### Required action
Using the entries that follow, establish how many lines contain the word "timestamp" and give only that figure.

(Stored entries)
= Beginning of Section =

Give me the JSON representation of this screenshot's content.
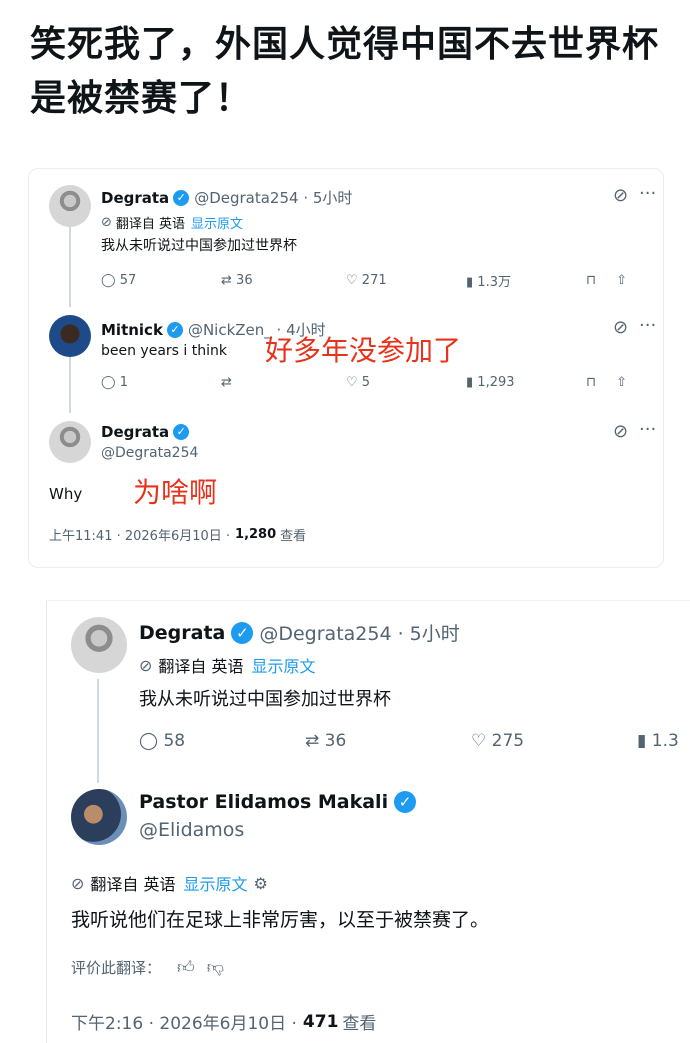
{
  "caption": "笑死我了，外国人觉得中国不去世界杯是被禁赛了！",
  "top_card": {
    "tweet1": {
      "name": "Degrata",
      "handle": "@Degrata254 · 5小时",
      "translated_from": "翻译自 英语",
      "show_original": "显示原文",
      "text": "我从未听说过中国参加过世界杯",
      "replies": "57",
      "retweets": "36",
      "likes": "271",
      "views": "1.3万"
    },
    "tweet2": {
      "name": "Mitnick",
      "handle": "@NickZen_ · 4小时",
      "text": "been years i think",
      "annotation": "好多年没参加了",
      "replies": "1",
      "retweets": "",
      "likes": "5",
      "views": "1,293"
    },
    "tweet3": {
      "name": "Degrata",
      "handle": "@Degrata254",
      "text": "Why",
      "annotation": "为啥啊",
      "timestamp": "上午11:41 · 2026年6月10日 ·",
      "views_count": "1,280",
      "views_label": "查看"
    }
  },
  "bottom_card": {
    "tweet1": {
      "name": "Degrata",
      "handle": "@Degrata254 · 5小时",
      "translated_from": "翻译自 英语",
      "show_original": "显示原文",
      "text": "我从未听说过中国参加过世界杯",
      "replies": "58",
      "retweets": "36",
      "likes": "275",
      "views": "1.3"
    },
    "tweet2": {
      "name": "Pastor Elidamos Makali",
      "handle": "@Elidamos",
      "translated_from": "翻译自 英语",
      "show_original": "显示原文",
      "text": "我听说他们在足球上非常厉害，以至于被禁赛了。",
      "rate_translation": "评价此翻译：",
      "timestamp": "下午2:16 · 2026年6月10日 ·",
      "views_count": "471",
      "views_label": "查看"
    }
  },
  "icons": [
    "reply-icon",
    "retweet-icon",
    "like-icon",
    "views-icon",
    "bookmark-icon",
    "share-icon",
    "grok-icon",
    "more-icon",
    "verified-icon",
    "translate-icon",
    "thumb-up-icon",
    "thumb-down-icon",
    "gear-icon"
  ],
  "colors": {
    "accent": "#1d9bf0",
    "muted": "#536471",
    "annotation": "#e8331c"
  }
}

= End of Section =

### Task output
2